On August 15, the rains held off and folks living in Stillwater’s Croixwood neighborhood stepped out to tour three new clean water planting projects right in their collective backyard. Built in the 1970’s, Croixwood is a typical suburban neighborhood with winding streets and shaded yards nestled along the east side of Long Lake. Though the lake isn’t visible from the street, there are several public access points leading to city owned shoreline property, and it is possible to completely circumnavigate the lake using a combination of neighborhood roads along the south, east and north and a path through two newer developments on the lake’s west side. When it rains, stormwater runoff from virtually all of the streets in Croixwood ends up eventually in Long Lake, carrying with it an unhealthy mixture of phosphorus, sediment and other pollutants. The Brown’s Creek Watershed District (BCWD) has completed several large-scale pollution prevention projects in the community to help clean up Long Lake, but because the land in Croixwood is already developed, the district is now asking for help from local residents to further restore the lake.
Co-hosted by homeowners Kathy Klonecki and Margaret and Robert Boettcher, along with the BCWD, the August 15 neighborhood tour showcased two different styles of residential raingardens and a massive shoreline planting project on Stillwater park property. The watershed district hopes that after seeing examples of attractive clean water planting projects and learning about available grants and design assistance, more people living in Croixwood will be inspired to build lake-friendly gardens of their own.

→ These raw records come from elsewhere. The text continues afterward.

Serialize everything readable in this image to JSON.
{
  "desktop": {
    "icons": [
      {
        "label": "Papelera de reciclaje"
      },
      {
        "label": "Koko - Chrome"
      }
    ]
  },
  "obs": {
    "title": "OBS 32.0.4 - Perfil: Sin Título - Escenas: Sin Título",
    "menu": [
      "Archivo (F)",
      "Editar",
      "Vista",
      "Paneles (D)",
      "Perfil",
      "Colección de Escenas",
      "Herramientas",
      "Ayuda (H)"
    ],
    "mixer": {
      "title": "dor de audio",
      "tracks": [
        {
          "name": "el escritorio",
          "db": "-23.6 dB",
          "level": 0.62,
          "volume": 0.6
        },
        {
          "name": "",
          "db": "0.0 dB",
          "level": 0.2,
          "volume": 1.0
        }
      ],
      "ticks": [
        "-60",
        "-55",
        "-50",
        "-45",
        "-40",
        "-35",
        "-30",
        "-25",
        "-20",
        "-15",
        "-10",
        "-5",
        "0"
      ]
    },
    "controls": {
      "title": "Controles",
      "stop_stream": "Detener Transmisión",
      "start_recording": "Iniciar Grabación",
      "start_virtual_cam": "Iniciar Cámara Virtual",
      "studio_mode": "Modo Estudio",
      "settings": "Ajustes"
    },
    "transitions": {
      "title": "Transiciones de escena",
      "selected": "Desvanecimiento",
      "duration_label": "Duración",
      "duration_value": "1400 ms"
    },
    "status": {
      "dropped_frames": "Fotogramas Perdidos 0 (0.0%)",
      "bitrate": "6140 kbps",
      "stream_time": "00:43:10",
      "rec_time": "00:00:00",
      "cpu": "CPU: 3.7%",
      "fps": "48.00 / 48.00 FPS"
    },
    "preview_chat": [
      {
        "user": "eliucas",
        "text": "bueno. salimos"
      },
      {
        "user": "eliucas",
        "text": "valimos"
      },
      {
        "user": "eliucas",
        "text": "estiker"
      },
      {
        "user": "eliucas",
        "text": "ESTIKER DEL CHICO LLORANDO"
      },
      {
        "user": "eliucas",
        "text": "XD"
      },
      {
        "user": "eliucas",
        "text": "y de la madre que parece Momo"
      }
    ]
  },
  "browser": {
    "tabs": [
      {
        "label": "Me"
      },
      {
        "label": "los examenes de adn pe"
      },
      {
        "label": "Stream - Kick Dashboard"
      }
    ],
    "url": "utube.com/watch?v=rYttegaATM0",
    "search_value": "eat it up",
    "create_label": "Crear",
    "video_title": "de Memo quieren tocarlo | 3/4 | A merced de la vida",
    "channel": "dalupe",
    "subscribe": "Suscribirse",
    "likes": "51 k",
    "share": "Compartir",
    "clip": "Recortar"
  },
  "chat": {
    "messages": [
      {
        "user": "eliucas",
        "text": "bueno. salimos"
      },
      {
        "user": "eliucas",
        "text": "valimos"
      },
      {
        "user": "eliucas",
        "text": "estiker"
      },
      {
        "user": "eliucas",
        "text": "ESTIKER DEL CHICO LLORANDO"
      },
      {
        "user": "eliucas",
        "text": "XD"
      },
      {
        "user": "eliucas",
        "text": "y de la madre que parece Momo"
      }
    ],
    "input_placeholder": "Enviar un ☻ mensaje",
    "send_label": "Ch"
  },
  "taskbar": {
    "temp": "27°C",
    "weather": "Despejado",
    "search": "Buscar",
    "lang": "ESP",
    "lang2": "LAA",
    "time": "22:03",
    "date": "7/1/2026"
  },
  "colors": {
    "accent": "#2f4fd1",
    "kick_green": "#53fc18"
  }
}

Margaret and Robert Boettcher began their front yard transformation two years ago when they worked with the BCWD to build three raingardens that capture and infiltrate stormwater runoff from their rooftop and street. Planted with a mix of plants native to Minnesota, as well as common garden flowers and shrubs, the raingardens connect seamlessly with other plantings the Boettchers already had in their yard. Part of what makes their project unique, however, is a low spot in the curb that directs stormwater from the street into one of their raingardens. Known as “curb-cut raingardens,” these types of gardens are the most effective and cost-efficient strategy for reducing stormwater runoff in neighborhoods like Croixwood that were built before stormwater management practices became commonplace. BCWD provided the Boettchers with a cost-share grant to cover the cost of plants and other materials for their gardens, the Washington Conservation District provided a free design for the project, and the City of Stillwater completed the curb work.
A few blocks east of the Boettchers, Kathy Klonecki embarked on a similar project at her home earlier this summer. Rooftop runoff from the downspouts on the sides and front of her house now empties into concave gardens that hold the water long enough for it to soak into the ground and evaporate. Though the Klonecki raingardens are only a few months old, flowers were already blooming during the Croixwood neighborhood tour and bees and butterflies had found their way to her yard, proving that if you plant natives, pollinators will come. Like the Boettchers, Kathy Klonecki also received grant funding and design assistance from the BCWD and WCD because her project will help to clean up Long Lake.
Along the edge of Long Lake, BCWD has taken a different approach towards improving water. A few years back, the watershed district worked with several private landowners to restore and stabilize portions of the shoreline by planting native flowers, grasses and sedges in place of turf and weeds. Last summer, the watershed district followed up with a similar project on park land owned by the City of Stillwater, planting 31,000 plants, 12 pounds of native grass seed, and 12 pounds of native flower seed across 3.5 acres of land. Prior to last year’s planting, BCWD had spent two years removing the primary invasive species in the area to create a more hospitable environment for the new plants to grow. Eventually, the watershed district hopes to create a buffer of deep-rooted, native vegetation at least 25 feet wide along the entire length of Long Lake to reduce shoreline erosion, create habitat for turtles, frogs and birds, and help capture pollutants before they reach the water.
A study conducted by BCWD in 2011 identified 71 homes out of 500 in the Croixwood neighborhood where residential raingardens like those built by Kathy Klonecki and Margaret and Robert Boettcher would most help to keep polluted runoff out of Long Lake. The watershed district is prepared to offer funding and design assistance to help homeowners make projects happen at any of these locations. District board and staff know that it takes a neighborhood to save a lake, but they are also open-minded. Said District Administrator, Karen Kill, “We’re looking at tree trenches as well [to infiltrate stormwater from the neighborhood]. Some people might not want the maintenance of a raingarden, but they would be willing to plant a tree.”
If you live in the Croixwood neighborhood and are interested in helping to restore Long Lake, contact Karen Kill at 651-275-1136 x.26 or firstname.lastname@example.org to learn more about what you can do.